■ PROBLEM DESCRIPTION: When the string "icon" appears in a line of the records, show the whole line.

= = = = =

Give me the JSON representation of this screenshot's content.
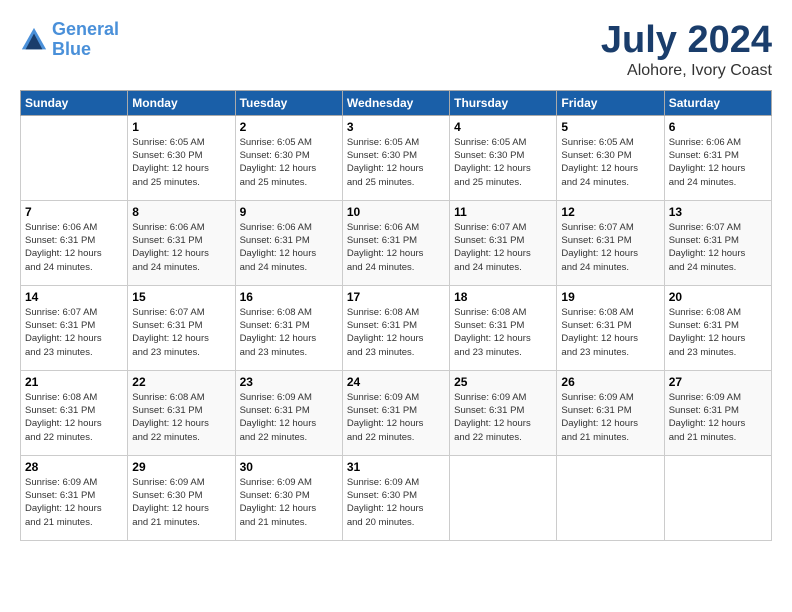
{
  "header": {
    "logo_line1": "General",
    "logo_line2": "Blue",
    "month": "July 2024",
    "location": "Alohore, Ivory Coast"
  },
  "weekdays": [
    "Sunday",
    "Monday",
    "Tuesday",
    "Wednesday",
    "Thursday",
    "Friday",
    "Saturday"
  ],
  "weeks": [
    [
      {
        "day": "",
        "info": ""
      },
      {
        "day": "1",
        "info": "Sunrise: 6:05 AM\nSunset: 6:30 PM\nDaylight: 12 hours\nand 25 minutes."
      },
      {
        "day": "2",
        "info": "Sunrise: 6:05 AM\nSunset: 6:30 PM\nDaylight: 12 hours\nand 25 minutes."
      },
      {
        "day": "3",
        "info": "Sunrise: 6:05 AM\nSunset: 6:30 PM\nDaylight: 12 hours\nand 25 minutes."
      },
      {
        "day": "4",
        "info": "Sunrise: 6:05 AM\nSunset: 6:30 PM\nDaylight: 12 hours\nand 25 minutes."
      },
      {
        "day": "5",
        "info": "Sunrise: 6:05 AM\nSunset: 6:30 PM\nDaylight: 12 hours\nand 24 minutes."
      },
      {
        "day": "6",
        "info": "Sunrise: 6:06 AM\nSunset: 6:31 PM\nDaylight: 12 hours\nand 24 minutes."
      }
    ],
    [
      {
        "day": "7",
        "info": "Sunrise: 6:06 AM\nSunset: 6:31 PM\nDaylight: 12 hours\nand 24 minutes."
      },
      {
        "day": "8",
        "info": "Sunrise: 6:06 AM\nSunset: 6:31 PM\nDaylight: 12 hours\nand 24 minutes."
      },
      {
        "day": "9",
        "info": "Sunrise: 6:06 AM\nSunset: 6:31 PM\nDaylight: 12 hours\nand 24 minutes."
      },
      {
        "day": "10",
        "info": "Sunrise: 6:06 AM\nSunset: 6:31 PM\nDaylight: 12 hours\nand 24 minutes."
      },
      {
        "day": "11",
        "info": "Sunrise: 6:07 AM\nSunset: 6:31 PM\nDaylight: 12 hours\nand 24 minutes."
      },
      {
        "day": "12",
        "info": "Sunrise: 6:07 AM\nSunset: 6:31 PM\nDaylight: 12 hours\nand 24 minutes."
      },
      {
        "day": "13",
        "info": "Sunrise: 6:07 AM\nSunset: 6:31 PM\nDaylight: 12 hours\nand 24 minutes."
      }
    ],
    [
      {
        "day": "14",
        "info": "Sunrise: 6:07 AM\nSunset: 6:31 PM\nDaylight: 12 hours\nand 23 minutes."
      },
      {
        "day": "15",
        "info": "Sunrise: 6:07 AM\nSunset: 6:31 PM\nDaylight: 12 hours\nand 23 minutes."
      },
      {
        "day": "16",
        "info": "Sunrise: 6:08 AM\nSunset: 6:31 PM\nDaylight: 12 hours\nand 23 minutes."
      },
      {
        "day": "17",
        "info": "Sunrise: 6:08 AM\nSunset: 6:31 PM\nDaylight: 12 hours\nand 23 minutes."
      },
      {
        "day": "18",
        "info": "Sunrise: 6:08 AM\nSunset: 6:31 PM\nDaylight: 12 hours\nand 23 minutes."
      },
      {
        "day": "19",
        "info": "Sunrise: 6:08 AM\nSunset: 6:31 PM\nDaylight: 12 hours\nand 23 minutes."
      },
      {
        "day": "20",
        "info": "Sunrise: 6:08 AM\nSunset: 6:31 PM\nDaylight: 12 hours\nand 23 minutes."
      }
    ],
    [
      {
        "day": "21",
        "info": "Sunrise: 6:08 AM\nSunset: 6:31 PM\nDaylight: 12 hours\nand 22 minutes."
      },
      {
        "day": "22",
        "info": "Sunrise: 6:08 AM\nSunset: 6:31 PM\nDaylight: 12 hours\nand 22 minutes."
      },
      {
        "day": "23",
        "info": "Sunrise: 6:09 AM\nSunset: 6:31 PM\nDaylight: 12 hours\nand 22 minutes."
      },
      {
        "day": "24",
        "info": "Sunrise: 6:09 AM\nSunset: 6:31 PM\nDaylight: 12 hours\nand 22 minutes."
      },
      {
        "day": "25",
        "info": "Sunrise: 6:09 AM\nSunset: 6:31 PM\nDaylight: 12 hours\nand 22 minutes."
      },
      {
        "day": "26",
        "info": "Sunrise: 6:09 AM\nSunset: 6:31 PM\nDaylight: 12 hours\nand 21 minutes."
      },
      {
        "day": "27",
        "info": "Sunrise: 6:09 AM\nSunset: 6:31 PM\nDaylight: 12 hours\nand 21 minutes."
      }
    ],
    [
      {
        "day": "28",
        "info": "Sunrise: 6:09 AM\nSunset: 6:31 PM\nDaylight: 12 hours\nand 21 minutes."
      },
      {
        "day": "29",
        "info": "Sunrise: 6:09 AM\nSunset: 6:30 PM\nDaylight: 12 hours\nand 21 minutes."
      },
      {
        "day": "30",
        "info": "Sunrise: 6:09 AM\nSunset: 6:30 PM\nDaylight: 12 hours\nand 21 minutes."
      },
      {
        "day": "31",
        "info": "Sunrise: 6:09 AM\nSunset: 6:30 PM\nDaylight: 12 hours\nand 20 minutes."
      },
      {
        "day": "",
        "info": ""
      },
      {
        "day": "",
        "info": ""
      },
      {
        "day": "",
        "info": ""
      }
    ]
  ]
}
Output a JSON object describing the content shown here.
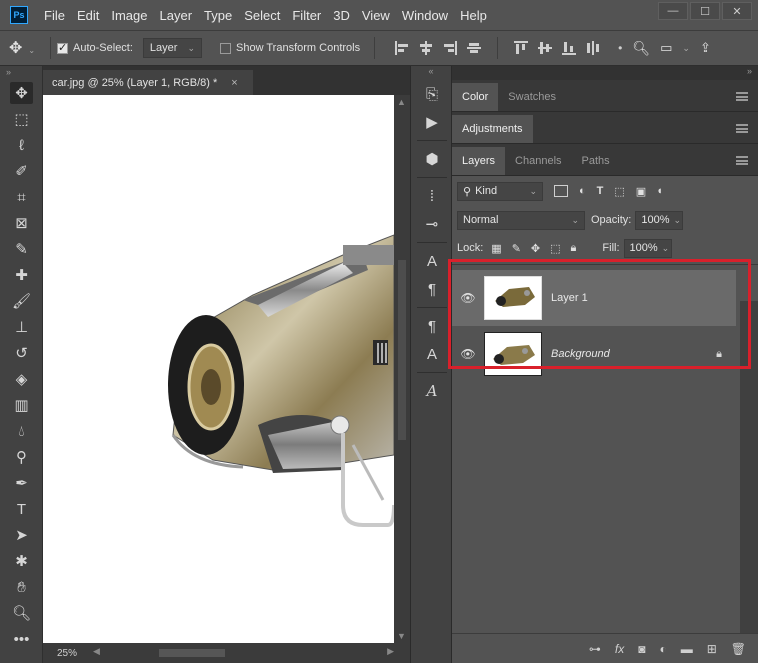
{
  "app": {
    "logo": "Ps"
  },
  "menu": [
    "File",
    "Edit",
    "Image",
    "Layer",
    "Type",
    "Select",
    "Filter",
    "3D",
    "View",
    "Window",
    "Help"
  ],
  "window_controls": {
    "minimize": "—",
    "restore": "☐",
    "close": "✕"
  },
  "options": {
    "auto_select_label": "Auto-Select:",
    "auto_select_checked": true,
    "auto_select_target": "Layer",
    "show_transform_label": "Show Transform Controls",
    "show_transform_checked": false
  },
  "document": {
    "tab_title": "car.jpg @ 25% (Layer 1, RGB/8) *",
    "close": "×",
    "zoom": "25%"
  },
  "panels": {
    "top_tabs": [
      "Color",
      "Swatches"
    ],
    "adjustments_tab": "Adjustments",
    "layer_tabs": [
      "Layers",
      "Channels",
      "Paths"
    ],
    "kind_label": "Kind",
    "blend_mode": "Normal",
    "opacity_label": "Opacity:",
    "opacity_value": "100%",
    "lock_label": "Lock:",
    "fill_label": "Fill:",
    "fill_value": "100%"
  },
  "layers": [
    {
      "name": "Layer 1",
      "selected": true,
      "locked": false
    },
    {
      "name": "Background",
      "selected": false,
      "locked": true
    }
  ],
  "colors": {
    "highlight": "#d9202b",
    "canvas": "#ffffff",
    "ui_dark": "#323232",
    "ui_mid": "#535353"
  }
}
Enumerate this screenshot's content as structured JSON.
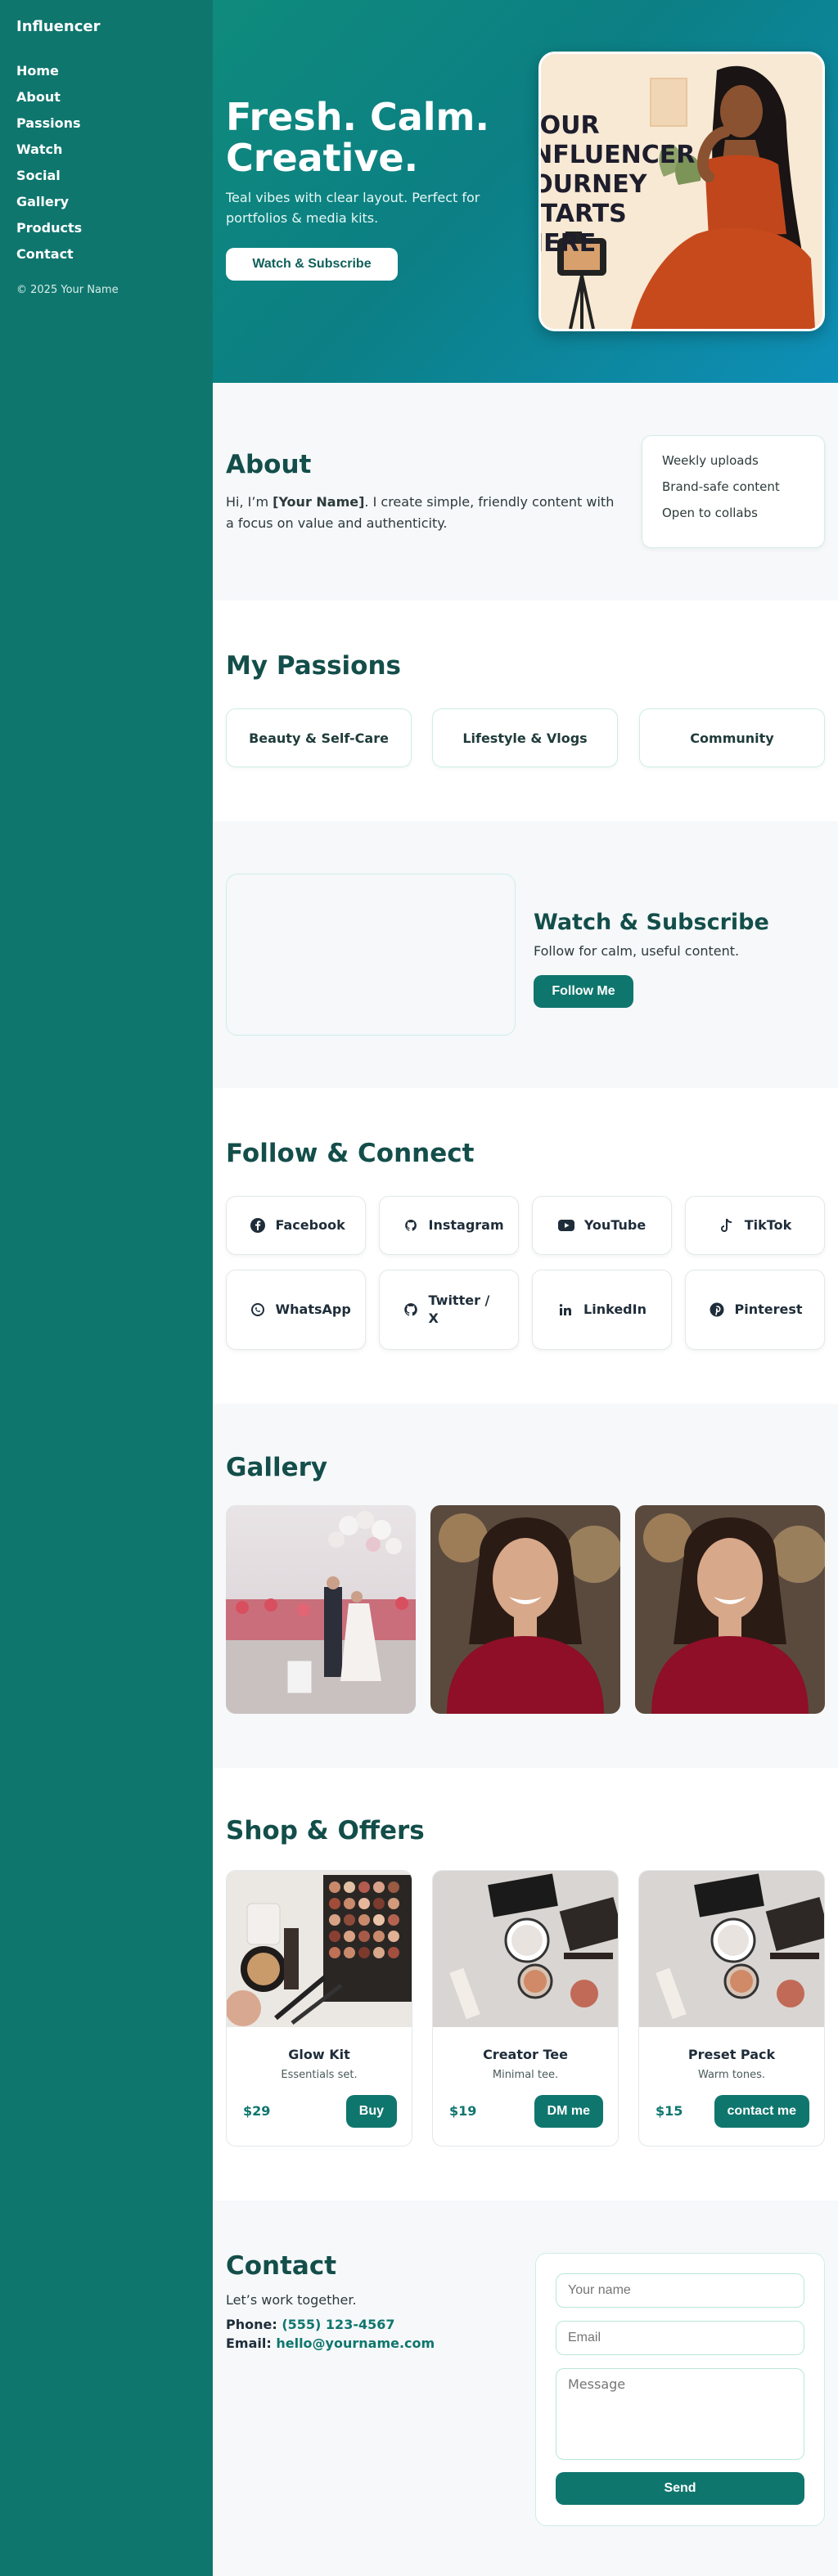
{
  "sidebar": {
    "brand": "Influencer",
    "nav": [
      "Home",
      "About",
      "Passions",
      "Watch",
      "Social",
      "Gallery",
      "Products",
      "Contact"
    ],
    "copyright": "© 2025 Your Name"
  },
  "hero": {
    "title": "Fresh. Calm. Creative.",
    "subtitle": "Teal vibes with clear layout. Perfect for portfolios & media kits.",
    "button": "Watch & Subscribe",
    "image_text": "YOUR INFLUENCER JOURNEY STARTS HERE"
  },
  "about": {
    "title": "About",
    "text_prefix": "Hi, I’m ",
    "name": "[Your Name]",
    "text_suffix": ". I create simple, friendly content with a focus on value and authenticity.",
    "highlights": [
      "Weekly uploads",
      "Brand-safe content",
      "Open to collabs"
    ]
  },
  "passions": {
    "title": "My Passions",
    "items": [
      "Beauty & Self-Care",
      "Lifestyle & Vlogs",
      "Community"
    ]
  },
  "watch": {
    "title": "Watch & Subscribe",
    "subtitle": "Follow for calm, useful content.",
    "button": "Follow Me"
  },
  "social": {
    "title": "Follow & Connect",
    "items": [
      {
        "label": "Facebook",
        "icon": "facebook-icon"
      },
      {
        "label": "Instagram",
        "icon": "instagram-icon"
      },
      {
        "label": "YouTube",
        "icon": "youtube-icon"
      },
      {
        "label": "TikTok",
        "icon": "tiktok-icon"
      },
      {
        "label": "WhatsApp",
        "icon": "whatsapp-icon"
      },
      {
        "label": "Twitter / X",
        "icon": "github-icon"
      },
      {
        "label": "LinkedIn",
        "icon": "linkedin-icon"
      },
      {
        "label": "Pinterest",
        "icon": "pinterest-icon"
      }
    ]
  },
  "gallery": {
    "title": "Gallery"
  },
  "shop": {
    "title": "Shop & Offers",
    "products": [
      {
        "name": "Glow Kit",
        "desc": "Essentials set.",
        "price": "$29",
        "button": "Buy"
      },
      {
        "name": "Creator Tee",
        "desc": "Minimal tee.",
        "price": "$19",
        "button": "DM me"
      },
      {
        "name": "Preset Pack",
        "desc": "Warm tones.",
        "price": "$15",
        "button": "contact me"
      }
    ]
  },
  "contact": {
    "title": "Contact",
    "subtitle": "Let’s work together.",
    "phone_label": "Phone:",
    "phone": "(555) 123-4567",
    "email_label": "Email:",
    "email": "hello@yourname.com",
    "form": {
      "name_placeholder": "Your name",
      "email_placeholder": "Email",
      "message_placeholder": "Message",
      "button": "Send"
    }
  },
  "colors": {
    "primary": "#0f766e",
    "heading": "#134e4a",
    "section_bg": "#f6f8fa"
  }
}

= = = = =

■ SOLVED PROBLEM:
        "icon": "facebook-icon"
        "icon": "instagram-icon"
        "icon": "youtube-icon"
        "icon": "tiktok-icon"
        "icon": "whatsapp-icon"
        "icon": "github-icon"
        "icon": "linkedin-icon"
        "icon": "pinterest-icon"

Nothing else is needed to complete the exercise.